Directions: Write out all of the entries that follow, word for word, but skip the pictures.

▼

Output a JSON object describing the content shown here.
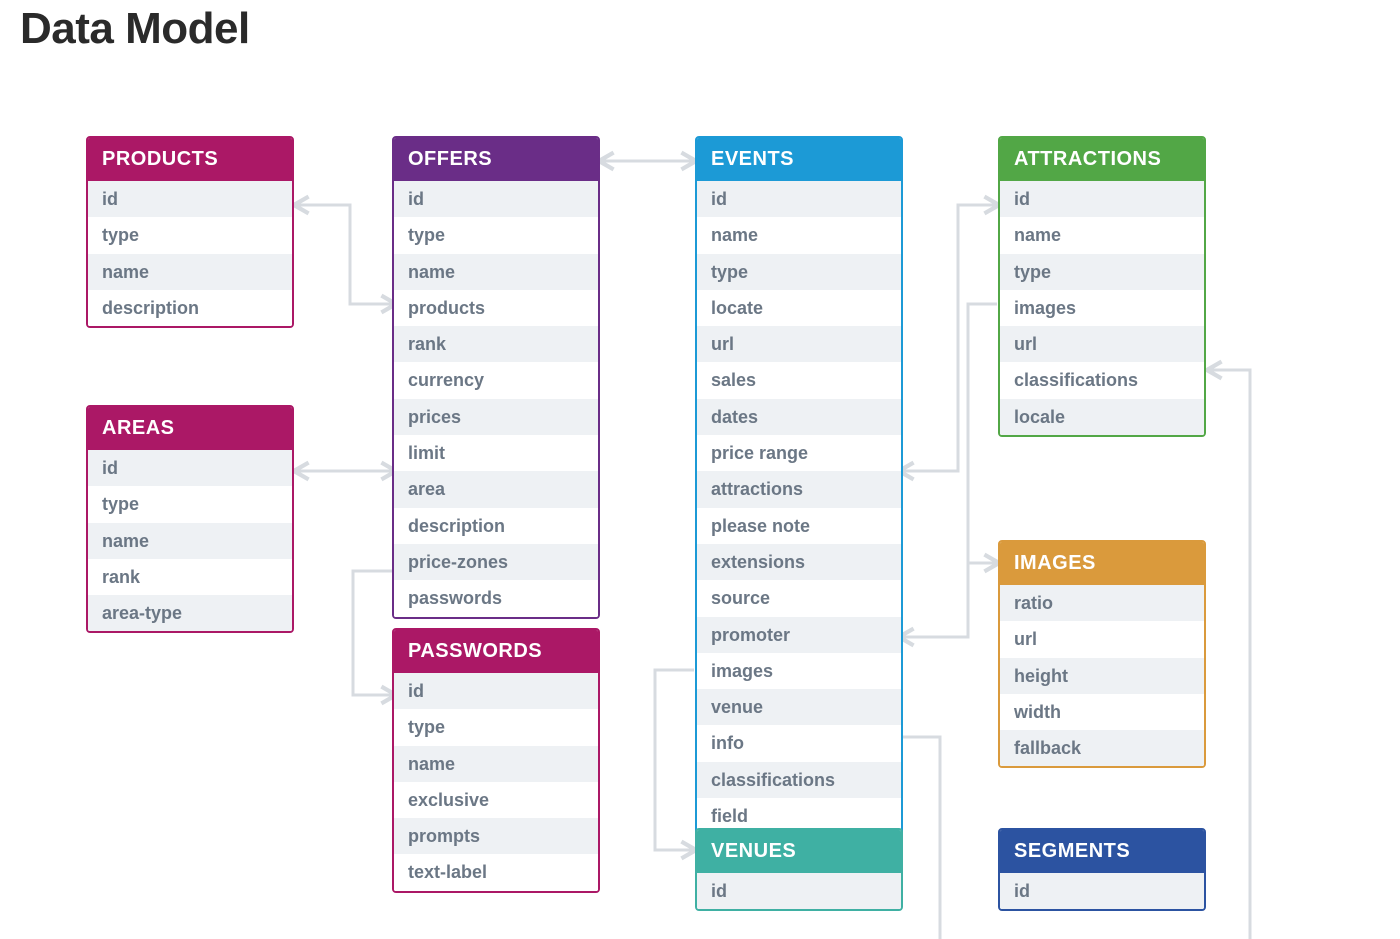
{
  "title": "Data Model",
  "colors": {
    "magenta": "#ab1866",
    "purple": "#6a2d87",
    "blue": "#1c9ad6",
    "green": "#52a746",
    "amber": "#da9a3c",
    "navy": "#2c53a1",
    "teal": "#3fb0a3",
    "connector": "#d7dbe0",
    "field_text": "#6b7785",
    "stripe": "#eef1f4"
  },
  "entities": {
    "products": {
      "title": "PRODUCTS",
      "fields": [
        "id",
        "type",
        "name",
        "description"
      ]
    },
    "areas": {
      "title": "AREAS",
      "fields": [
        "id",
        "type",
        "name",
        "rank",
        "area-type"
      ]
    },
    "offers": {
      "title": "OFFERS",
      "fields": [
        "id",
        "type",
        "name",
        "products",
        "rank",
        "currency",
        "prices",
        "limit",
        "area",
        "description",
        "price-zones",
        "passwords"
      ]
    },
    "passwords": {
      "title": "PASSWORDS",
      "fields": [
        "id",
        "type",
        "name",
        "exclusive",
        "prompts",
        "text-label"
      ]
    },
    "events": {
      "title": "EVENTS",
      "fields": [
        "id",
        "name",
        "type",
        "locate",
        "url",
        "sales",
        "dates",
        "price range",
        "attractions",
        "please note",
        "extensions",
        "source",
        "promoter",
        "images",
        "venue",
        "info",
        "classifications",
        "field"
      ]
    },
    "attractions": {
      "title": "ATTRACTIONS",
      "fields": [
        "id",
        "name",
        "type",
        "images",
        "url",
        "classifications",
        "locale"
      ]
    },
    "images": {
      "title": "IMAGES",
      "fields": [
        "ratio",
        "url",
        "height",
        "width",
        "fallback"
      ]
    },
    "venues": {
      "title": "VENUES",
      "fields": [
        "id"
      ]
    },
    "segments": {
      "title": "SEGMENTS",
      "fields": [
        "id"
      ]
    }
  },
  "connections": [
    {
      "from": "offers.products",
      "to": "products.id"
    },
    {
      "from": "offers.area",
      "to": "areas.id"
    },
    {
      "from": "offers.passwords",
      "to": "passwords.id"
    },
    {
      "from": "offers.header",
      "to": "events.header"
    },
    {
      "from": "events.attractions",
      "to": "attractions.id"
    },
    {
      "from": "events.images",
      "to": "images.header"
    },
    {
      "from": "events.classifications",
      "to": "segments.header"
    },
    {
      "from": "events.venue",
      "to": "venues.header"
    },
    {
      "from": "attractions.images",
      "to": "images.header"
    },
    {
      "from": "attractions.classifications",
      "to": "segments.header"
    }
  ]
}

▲

Problem solution:
Output a JSON object describing the content shown here.
{
  "title": "Data Model",
  "colors": {
    "magenta": "#ab1866",
    "purple": "#6a2d87",
    "blue": "#1c9ad6",
    "green": "#52a746",
    "amber": "#da9a3c",
    "navy": "#2c53a1",
    "teal": "#3fb0a3",
    "connector": "#d7dbe0",
    "field_text": "#6b7785",
    "stripe": "#eef1f4"
  },
  "entities": {
    "products": {
      "title": "PRODUCTS",
      "fields": [
        "id",
        "type",
        "name",
        "description"
      ]
    },
    "areas": {
      "title": "AREAS",
      "fields": [
        "id",
        "type",
        "name",
        "rank",
        "area-type"
      ]
    },
    "offers": {
      "title": "OFFERS",
      "fields": [
        "id",
        "type",
        "name",
        "products",
        "rank",
        "currency",
        "prices",
        "limit",
        "area",
        "description",
        "price-zones",
        "passwords"
      ]
    },
    "passwords": {
      "title": "PASSWORDS",
      "fields": [
        "id",
        "type",
        "name",
        "exclusive",
        "prompts",
        "text-label"
      ]
    },
    "events": {
      "title": "EVENTS",
      "fields": [
        "id",
        "name",
        "type",
        "locate",
        "url",
        "sales",
        "dates",
        "price range",
        "attractions",
        "please note",
        "extensions",
        "source",
        "promoter",
        "images",
        "venue",
        "info",
        "classifications",
        "field"
      ]
    },
    "attractions": {
      "title": "ATTRACTIONS",
      "fields": [
        "id",
        "name",
        "type",
        "images",
        "url",
        "classifications",
        "locale"
      ]
    },
    "images": {
      "title": "IMAGES",
      "fields": [
        "ratio",
        "url",
        "height",
        "width",
        "fallback"
      ]
    },
    "venues": {
      "title": "VENUES",
      "fields": [
        "id"
      ]
    },
    "segments": {
      "title": "SEGMENTS",
      "fields": [
        "id"
      ]
    }
  },
  "connections": [
    {
      "from": "offers.products",
      "to": "products.id"
    },
    {
      "from": "offers.area",
      "to": "areas.id"
    },
    {
      "from": "offers.passwords",
      "to": "passwords.id"
    },
    {
      "from": "offers.header",
      "to": "events.header"
    },
    {
      "from": "events.attractions",
      "to": "attractions.id"
    },
    {
      "from": "events.images",
      "to": "images.header"
    },
    {
      "from": "events.classifications",
      "to": "segments.header"
    },
    {
      "from": "events.venue",
      "to": "venues.header"
    },
    {
      "from": "attractions.images",
      "to": "images.header"
    },
    {
      "from": "attractions.classifications",
      "to": "segments.header"
    }
  ]
}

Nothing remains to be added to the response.